__PROBLEM STATEMENT__
Make an exact copy of the entries that come next.

__Dataset records__
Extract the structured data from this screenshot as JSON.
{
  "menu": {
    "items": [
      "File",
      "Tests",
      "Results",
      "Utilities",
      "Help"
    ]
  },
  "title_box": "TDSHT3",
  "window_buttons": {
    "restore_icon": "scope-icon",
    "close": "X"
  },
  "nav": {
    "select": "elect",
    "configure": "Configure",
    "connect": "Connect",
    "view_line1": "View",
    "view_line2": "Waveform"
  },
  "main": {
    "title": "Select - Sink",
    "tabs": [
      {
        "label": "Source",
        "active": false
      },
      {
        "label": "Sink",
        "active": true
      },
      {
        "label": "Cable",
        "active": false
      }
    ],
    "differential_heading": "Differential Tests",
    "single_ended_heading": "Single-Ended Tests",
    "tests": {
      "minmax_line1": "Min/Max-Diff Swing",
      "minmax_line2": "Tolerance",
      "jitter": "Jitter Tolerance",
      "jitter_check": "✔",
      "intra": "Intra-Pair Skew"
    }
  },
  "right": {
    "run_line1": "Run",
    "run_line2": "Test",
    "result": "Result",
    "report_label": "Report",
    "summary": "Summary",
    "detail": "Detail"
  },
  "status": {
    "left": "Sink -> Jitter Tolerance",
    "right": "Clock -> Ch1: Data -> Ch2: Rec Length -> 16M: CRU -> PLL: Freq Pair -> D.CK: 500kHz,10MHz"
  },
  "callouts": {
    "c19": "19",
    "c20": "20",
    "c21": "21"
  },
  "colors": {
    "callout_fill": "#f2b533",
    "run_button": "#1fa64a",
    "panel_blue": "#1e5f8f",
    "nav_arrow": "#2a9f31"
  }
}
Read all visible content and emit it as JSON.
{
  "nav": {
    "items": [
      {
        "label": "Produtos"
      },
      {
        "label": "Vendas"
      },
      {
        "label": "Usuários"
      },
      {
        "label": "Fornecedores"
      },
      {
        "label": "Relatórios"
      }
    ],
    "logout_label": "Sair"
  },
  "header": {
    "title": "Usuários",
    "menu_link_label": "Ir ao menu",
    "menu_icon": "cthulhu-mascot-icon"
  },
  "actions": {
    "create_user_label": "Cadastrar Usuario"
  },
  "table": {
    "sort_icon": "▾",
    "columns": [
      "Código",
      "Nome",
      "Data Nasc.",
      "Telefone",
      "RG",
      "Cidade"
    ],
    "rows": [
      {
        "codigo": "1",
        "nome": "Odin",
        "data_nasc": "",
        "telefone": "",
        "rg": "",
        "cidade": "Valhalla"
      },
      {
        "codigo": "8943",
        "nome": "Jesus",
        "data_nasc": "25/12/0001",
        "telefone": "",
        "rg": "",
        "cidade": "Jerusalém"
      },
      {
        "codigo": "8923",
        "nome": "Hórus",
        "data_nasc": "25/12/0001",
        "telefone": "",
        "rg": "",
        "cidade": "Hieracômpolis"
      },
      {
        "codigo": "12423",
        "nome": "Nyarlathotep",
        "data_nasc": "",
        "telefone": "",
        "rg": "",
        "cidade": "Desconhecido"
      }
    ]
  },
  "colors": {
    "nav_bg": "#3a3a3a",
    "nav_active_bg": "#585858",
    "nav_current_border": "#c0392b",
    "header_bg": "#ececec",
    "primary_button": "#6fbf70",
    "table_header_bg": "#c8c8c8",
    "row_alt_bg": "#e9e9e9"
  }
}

__THE COMPLETED TASK__
Extract the structured data from this screenshot as JSON.
{
  "menu": {
    "items": [
      "File",
      "Tests",
      "Results",
      "Utilities",
      "Help"
    ]
  },
  "title_box": "TDSHT3",
  "window_buttons": {
    "restore_icon": "scope-icon",
    "close": "X"
  },
  "nav": {
    "select": "elect",
    "configure": "Configure",
    "connect": "Connect",
    "view_line1": "View",
    "view_line2": "Waveform"
  },
  "main": {
    "title": "Select - Sink",
    "tabs": [
      {
        "label": "Source",
        "active": false
      },
      {
        "label": "Sink",
        "active": true
      },
      {
        "label": "Cable",
        "active": false
      }
    ],
    "differential_heading": "Differential Tests",
    "single_ended_heading": "Single-Ended Tests",
    "tests": {
      "minmax_line1": "Min/Max-Diff Swing",
      "minmax_line2": "Tolerance",
      "jitter": "Jitter Tolerance",
      "jitter_check": "✔",
      "intra": "Intra-Pair Skew"
    }
  },
  "right": {
    "run_line1": "Run",
    "run_line2": "Test",
    "result": "Result",
    "report_label": "Report",
    "summary": "Summary",
    "detail": "Detail"
  },
  "status": {
    "left": "Sink -> Jitter Tolerance",
    "right": "Clock -> Ch1: Data -> Ch2: Rec Length -> 16M: CRU -> PLL: Freq Pair -> D.CK: 500kHz,10MHz"
  },
  "callouts": {
    "c19": "19",
    "c20": "20",
    "c21": "21"
  },
  "colors": {
    "callout_fill": "#f2b533",
    "run_button": "#1fa64a",
    "panel_blue": "#1e5f8f",
    "nav_arrow": "#2a9f31"
  }
}
Read all visible content and emit it as JSON.
{
  "nav": {
    "items": [
      {
        "label": "Produtos"
      },
      {
        "label": "Vendas"
      },
      {
        "label": "Usuários"
      },
      {
        "label": "Fornecedores"
      },
      {
        "label": "Relatórios"
      }
    ],
    "logout_label": "Sair"
  },
  "header": {
    "title": "Usuários",
    "menu_link_label": "Ir ao menu",
    "menu_icon": "cthulhu-mascot-icon"
  },
  "actions": {
    "create_user_label": "Cadastrar Usuario"
  },
  "table": {
    "sort_icon": "▾",
    "columns": [
      "Código",
      "Nome",
      "Data Nasc.",
      "Telefone",
      "RG",
      "Cidade"
    ],
    "rows": [
      {
        "codigo": "1",
        "nome": "Odin",
        "data_nasc": "",
        "telefone": "",
        "rg": "",
        "cidade": "Valhalla"
      },
      {
        "codigo": "8943",
        "nome": "Jesus",
        "data_nasc": "25/12/0001",
        "telefone": "",
        "rg": "",
        "cidade": "Jerusalém"
      },
      {
        "codigo": "8923",
        "nome": "Hórus",
        "data_nasc": "25/12/0001",
        "telefone": "",
        "rg": "",
        "cidade": "Hieracômpolis"
      },
      {
        "codigo": "12423",
        "nome": "Nyarlathotep",
        "data_nasc": "",
        "telefone": "",
        "rg": "",
        "cidade": "Desconhecido"
      }
    ]
  },
  "colors": {
    "nav_bg": "#3a3a3a",
    "nav_active_bg": "#585858",
    "nav_current_border": "#c0392b",
    "header_bg": "#ececec",
    "primary_button": "#6fbf70",
    "table_header_bg": "#c8c8c8",
    "row_alt_bg": "#e9e9e9"
  }
}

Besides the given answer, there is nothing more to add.